Moreover, plaintiff has not established a link between her protected First Amendment activity and the disciplinary proceedings she asserts were retaliatory. Because she was unable to establish a triable issue of fact as to whether defendant took disciplinary actions against her in retaliation for protected First Amendment activity, therefore, the district court did not err in granting defendant's motion for summary judgment.
The judgment of the United States District Court for the District of New Mexico is, therefore, AFFIRMED. The mandate shall issue forthwith.
Entered for the Court
Stephen H. Anderson

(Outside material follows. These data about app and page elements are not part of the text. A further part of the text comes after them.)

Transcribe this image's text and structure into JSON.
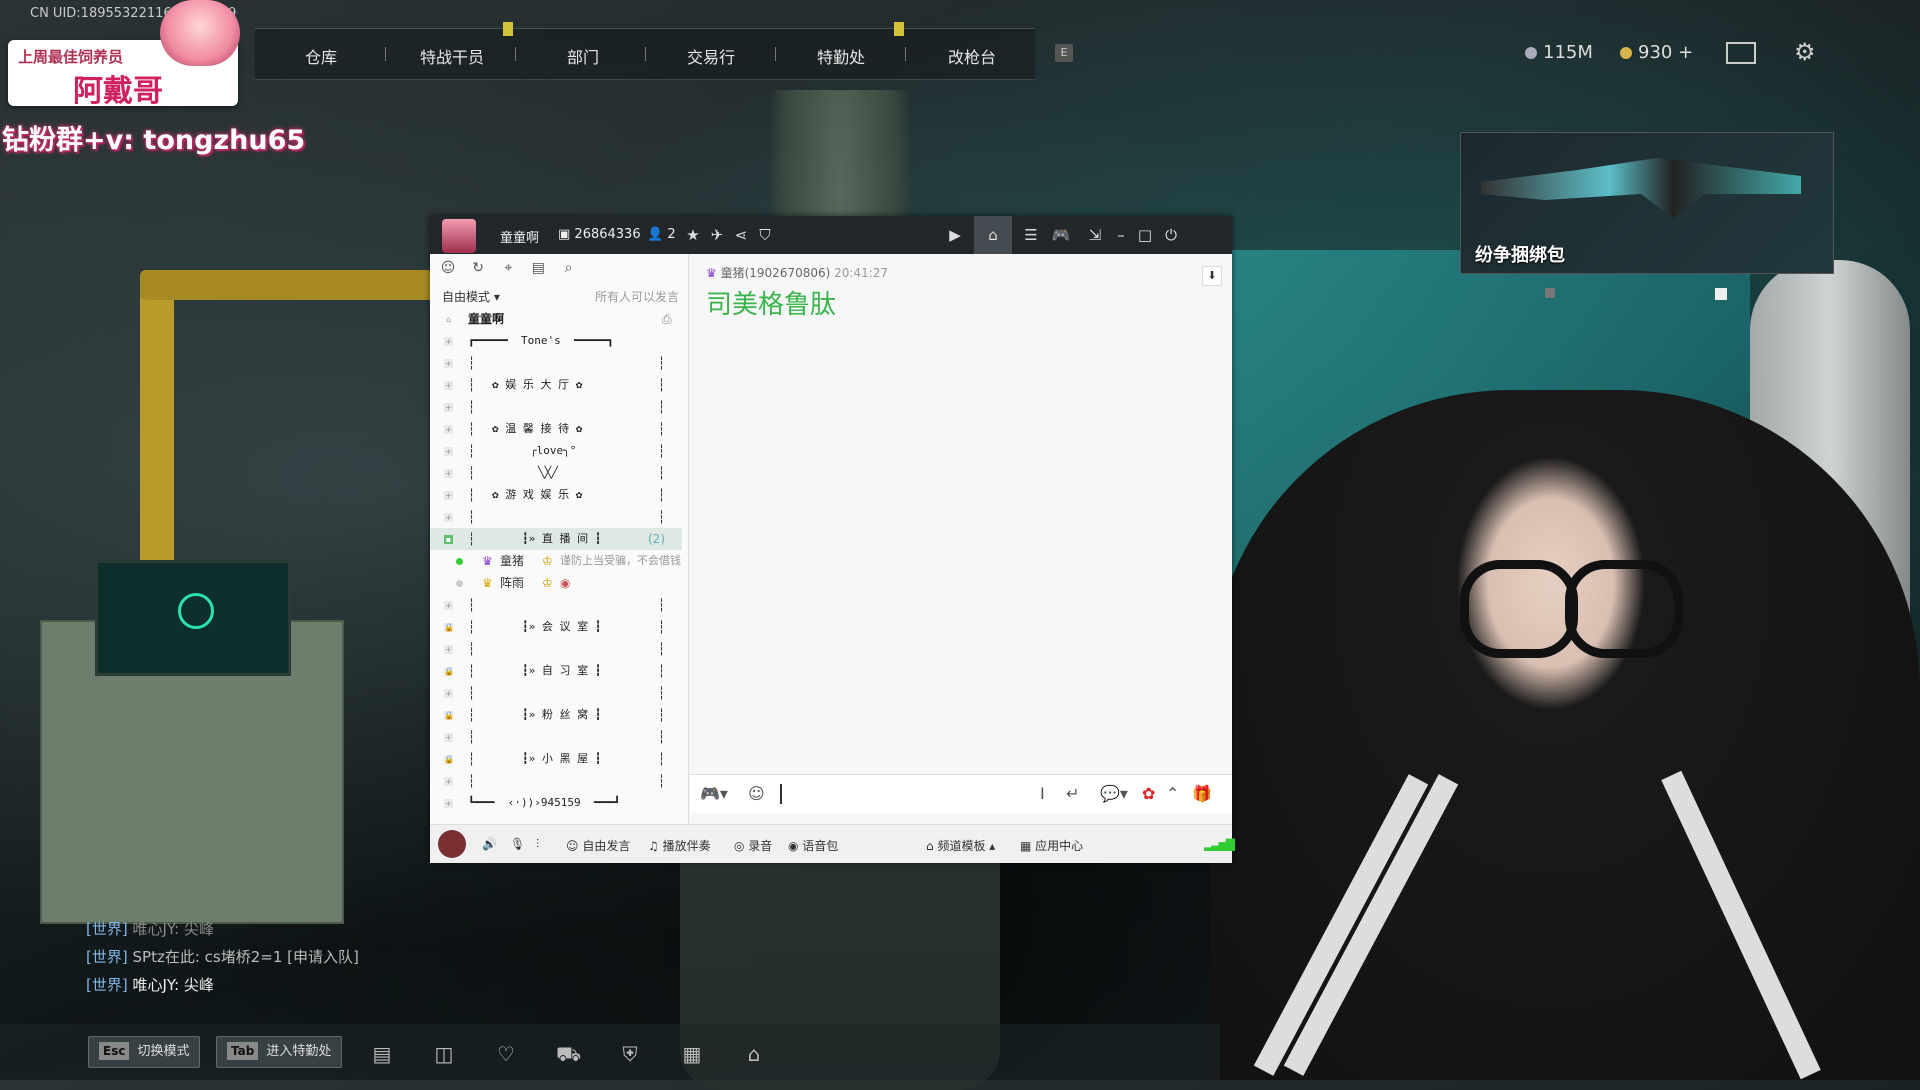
{
  "hud": {
    "uid": "CN UID:18955322116?9445479",
    "nav": [
      "仓库",
      "特战干员",
      "部门",
      "交易行",
      "特勤处",
      "改枪台"
    ],
    "nav_key": "E",
    "currency_silver": "115M",
    "currency_gold": "930 +"
  },
  "overlay": {
    "badge_line1": "上周最佳饲养员",
    "badge_line2": "阿戴哥",
    "fans_text": "钻粉群+v: tongzhu65"
  },
  "promo": {
    "label": "纷争捆绑包"
  },
  "world_chat": [
    {
      "channel": "[世界]",
      "text": "唯心JY: 尖峰"
    },
    {
      "channel": "[世界]",
      "text": "SPtz在此: cs堵桥2=1 [申请入队]"
    },
    {
      "channel": "[世界]",
      "text": "唯心JY: 尖峰"
    }
  ],
  "bottom_bar": {
    "esc_key": "Esc",
    "esc_label": "切换模式",
    "tab_key": "Tab",
    "tab_label": "进入特勤处"
  },
  "yy": {
    "title_name": "童童啊",
    "channel_id": "26864336",
    "member_count": "2",
    "mode": "自由模式",
    "permission": "所有人可以发言",
    "channel_root": "童童啊",
    "tree": [
      "┏━━━━━  Tone's  ━━━━━┓",
      "┆",
      "✿ 娱 乐 大 厅 ✿",
      "┆",
      "✿ 温 馨 接 待 ✿",
      "╭love╮°",
      "╲╳╱",
      "✿ 游 戏 娱 乐 ✿",
      "┆",
      "┇» 直 播 间 ┇",
      "童猪",
      "阵雨",
      "┆",
      "┇» 会 议 室 ┇",
      "┆",
      "┇» 自 习 室 ┇",
      "┆",
      "┇» 粉 丝 窝 ┇",
      "┆",
      "┇» 小 黑 屋 ┇",
      "┆",
      "┗━━━  ‹·))›945159  ━━━┛"
    ],
    "live_room_count": "(2)",
    "user1_name": "童猪",
    "user1_status": "谨防上当受骗，不会借钱",
    "user2_name": "阵雨",
    "message_meta_user": "童猪(1902670806)",
    "message_meta_time": "20:41:27",
    "message_text": "司美格鲁肽",
    "bottom": {
      "free_speak": "自由发言",
      "play_music": "播放伴奏",
      "record": "录音",
      "voice_pack": "语音包",
      "channel_template": "频道模板",
      "app_center": "应用中心"
    }
  }
}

*. This order and judgment is not binding precedent, except under the doctrines of law of the case, res judicata, and collateral estoppel. The court generally disfavors the citation of orders and judgments; nevertheless, an order and judgment may be cited under the terms and conditions of 10th Cir. R. 36.3.
1. On appeal, plaintiff does not challenge the district court's decision precluding her from pursuing this litigation as a class action, dismissing her claims asserted against several state employees in their official capacities, and dismissing her claims against the governor of New Mexico.
Further, on appeal, plaintiff abandons her claims challenging the inadequacy of the prison's facilities for handicapped inmates, the lack of opportunities for women inmates to learn and develop parenting skills, and her challenge to the prison rule requiring women inmates to wear a bra.
2. Section 1915(d) is now codified at 28 U.S.C. § 1915(e)(2)(B)(I).
3. For the first time on appeal, plaintiff asserts a vague equal protection challenge to the work release program, arguing that prison authorities find a significant number of work release jobs for male inmates. In her reply brief, she also asserts that her claim challenging the school release program should be considered an equal protection claim. Absent jurisdictional or manifest error, which is not present here, this court will not address issues raised for the first time on appeal. See Sac & Fox Nation v. Hanson, 47 F.3d 1061, 1063 (10th Cir. 1995). In any event, these equal protection claims fail for the same reasons plaintiff's other equal protection claims lack merit.
4. We assume, for purposes of this analysis, that Corrections Corporation of America, the private company operating the women's prison, and its employees are state actors. See Richardson v. McKnight, 117 S. Ct. 2100, 2102, 2108 (1997) (declining to resolve issue of whether employee of private corporation operating prison pursuant to a contract with a state was a state actor for purposes of § 1983). Defendants do not argue to the contrary.